Files that really pop up into the project tree because the build system does this belong into your projects ignore file.

Files that are created by your local tool set do belong into a user global ignore file. There is a good explanation of this available at gut hub. I can’t search for it right now since I’m only on a mobile phone…


I was able to manage to get some “CPU”-time and was allowed to use my laptop even during vacancy :wink:

So I googled around and wasn’t able to find that github article I mentioned above, but the git manual is pretty clear on this as well: (emphasis mine):

Which file to place a pattern in depends on how the pattern is meant to be used.

  • Patterns which should be version-controlled and distributed to other repositories via clone (i.e., files that all developers will want to ignore) should go into a .gitignore file.

  • Patterns which are specific to a particular repository but which do not need to be shared with other related repositories (e.g., auxiliary files that live inside the repository but are specific to one user’s workflow) should go into the $GIT_DIR/info/exclude file.

  • Patterns which a user wants Git to ignore in all situations (e.g., backup or temporary files generated by the user’s editor of choice) generally go into a file specified by core.excludesFile in the user’s ~/.gitconfig. Its default value is $XDG_CONFIG_HOME/git/ignore. If $XDG_CONFIG_HOME is either not set or empty, $HOME/.config/git/ignore is used instead.


I like to put “whatever my editor/IDE/… creates” not in project-specific git ignore files, but in ~/.gitignore-global and point git’s excludefile config at it. That way everybody can be happy - I put in .#* for Emacs, some collaborator *.swp for vim, etcetera, without cluttering project gitignores.

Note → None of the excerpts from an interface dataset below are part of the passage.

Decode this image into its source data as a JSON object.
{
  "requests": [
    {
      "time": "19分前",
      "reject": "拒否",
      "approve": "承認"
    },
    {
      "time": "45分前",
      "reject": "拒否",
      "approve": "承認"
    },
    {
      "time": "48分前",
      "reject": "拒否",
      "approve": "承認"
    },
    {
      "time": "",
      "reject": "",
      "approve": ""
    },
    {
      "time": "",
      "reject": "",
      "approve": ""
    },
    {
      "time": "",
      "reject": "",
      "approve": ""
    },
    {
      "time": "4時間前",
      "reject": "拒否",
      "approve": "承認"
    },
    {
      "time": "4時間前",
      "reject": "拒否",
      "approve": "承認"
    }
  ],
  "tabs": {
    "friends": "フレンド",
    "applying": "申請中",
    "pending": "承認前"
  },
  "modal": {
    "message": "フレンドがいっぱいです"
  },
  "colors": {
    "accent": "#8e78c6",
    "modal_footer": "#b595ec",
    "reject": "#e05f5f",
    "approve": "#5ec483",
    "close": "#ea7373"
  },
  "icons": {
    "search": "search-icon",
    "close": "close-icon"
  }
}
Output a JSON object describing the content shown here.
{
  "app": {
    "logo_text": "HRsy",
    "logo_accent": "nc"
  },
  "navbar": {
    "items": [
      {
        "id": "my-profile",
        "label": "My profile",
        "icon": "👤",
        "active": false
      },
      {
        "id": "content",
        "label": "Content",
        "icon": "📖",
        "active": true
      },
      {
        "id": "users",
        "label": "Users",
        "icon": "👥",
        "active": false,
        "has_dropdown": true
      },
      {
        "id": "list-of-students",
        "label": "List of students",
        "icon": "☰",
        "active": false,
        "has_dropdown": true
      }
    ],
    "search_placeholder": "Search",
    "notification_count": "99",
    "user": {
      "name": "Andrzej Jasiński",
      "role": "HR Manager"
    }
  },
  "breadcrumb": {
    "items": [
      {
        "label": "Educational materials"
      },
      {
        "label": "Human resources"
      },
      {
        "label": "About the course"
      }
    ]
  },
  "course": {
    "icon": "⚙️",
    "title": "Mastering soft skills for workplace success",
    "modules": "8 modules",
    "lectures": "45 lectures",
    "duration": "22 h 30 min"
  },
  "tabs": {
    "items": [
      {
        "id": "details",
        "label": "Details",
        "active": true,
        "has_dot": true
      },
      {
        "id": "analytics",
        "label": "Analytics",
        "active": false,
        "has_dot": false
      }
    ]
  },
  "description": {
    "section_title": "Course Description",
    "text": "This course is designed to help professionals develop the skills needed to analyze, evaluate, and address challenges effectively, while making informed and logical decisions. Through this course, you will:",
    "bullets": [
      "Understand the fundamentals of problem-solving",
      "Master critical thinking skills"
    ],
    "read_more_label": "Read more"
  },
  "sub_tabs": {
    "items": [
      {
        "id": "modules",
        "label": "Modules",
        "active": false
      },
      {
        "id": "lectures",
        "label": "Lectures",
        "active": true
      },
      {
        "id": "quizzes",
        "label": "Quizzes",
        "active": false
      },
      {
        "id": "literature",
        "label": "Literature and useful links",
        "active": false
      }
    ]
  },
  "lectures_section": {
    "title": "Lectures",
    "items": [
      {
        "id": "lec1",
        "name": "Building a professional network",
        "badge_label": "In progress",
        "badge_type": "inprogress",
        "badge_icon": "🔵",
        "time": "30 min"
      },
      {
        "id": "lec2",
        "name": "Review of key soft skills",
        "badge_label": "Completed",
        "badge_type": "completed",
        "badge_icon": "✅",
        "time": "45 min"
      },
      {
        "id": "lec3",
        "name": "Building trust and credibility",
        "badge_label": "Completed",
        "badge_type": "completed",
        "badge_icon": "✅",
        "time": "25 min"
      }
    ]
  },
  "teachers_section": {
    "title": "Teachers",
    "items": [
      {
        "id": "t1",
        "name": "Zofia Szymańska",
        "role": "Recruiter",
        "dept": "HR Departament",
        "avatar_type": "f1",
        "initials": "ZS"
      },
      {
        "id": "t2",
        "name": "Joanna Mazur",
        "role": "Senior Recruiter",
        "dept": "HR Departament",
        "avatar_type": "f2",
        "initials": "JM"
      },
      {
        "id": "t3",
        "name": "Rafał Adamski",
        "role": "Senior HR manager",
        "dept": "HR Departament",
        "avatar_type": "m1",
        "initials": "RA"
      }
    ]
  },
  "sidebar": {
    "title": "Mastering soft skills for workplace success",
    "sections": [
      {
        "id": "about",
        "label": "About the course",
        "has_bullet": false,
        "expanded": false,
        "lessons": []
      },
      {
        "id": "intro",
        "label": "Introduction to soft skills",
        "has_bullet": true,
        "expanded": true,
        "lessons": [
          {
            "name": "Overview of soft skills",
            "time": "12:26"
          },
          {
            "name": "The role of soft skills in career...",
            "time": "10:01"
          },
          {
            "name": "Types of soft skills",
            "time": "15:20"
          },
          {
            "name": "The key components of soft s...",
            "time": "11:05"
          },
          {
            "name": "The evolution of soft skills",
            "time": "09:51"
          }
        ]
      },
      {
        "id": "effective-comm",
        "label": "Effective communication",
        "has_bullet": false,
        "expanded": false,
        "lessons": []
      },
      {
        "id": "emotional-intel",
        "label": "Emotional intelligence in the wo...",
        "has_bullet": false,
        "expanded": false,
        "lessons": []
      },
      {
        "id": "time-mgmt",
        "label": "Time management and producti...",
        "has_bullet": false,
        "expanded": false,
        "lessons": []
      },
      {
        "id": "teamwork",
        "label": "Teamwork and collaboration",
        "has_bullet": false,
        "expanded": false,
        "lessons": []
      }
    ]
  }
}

have you been able to gitignore the .elixir_ls folder and all subfolders and files inside it? I tried variations of excluding .elixir_ls (with and without trailing and starting slash) in a global and local config, but git still tracks it.

Files that you already added to the index will be considered by git until you remove them from the index. git rm them, then they won’t show up again if they are ignored properly.

If that doesn’t work, please show the corresponding parts of your git config and ignore files.


Here is the GitHub guide that @NobbZ was talking about.

On the “Create a global .gitignore” section. There is even a link to a common ignore content to put in that file :wink:


I, sometimes tracked elixir ls folder, to get it away I used git rm --cached -fr .elixir_ls.
Note on --cached


yes, that was it. thank you!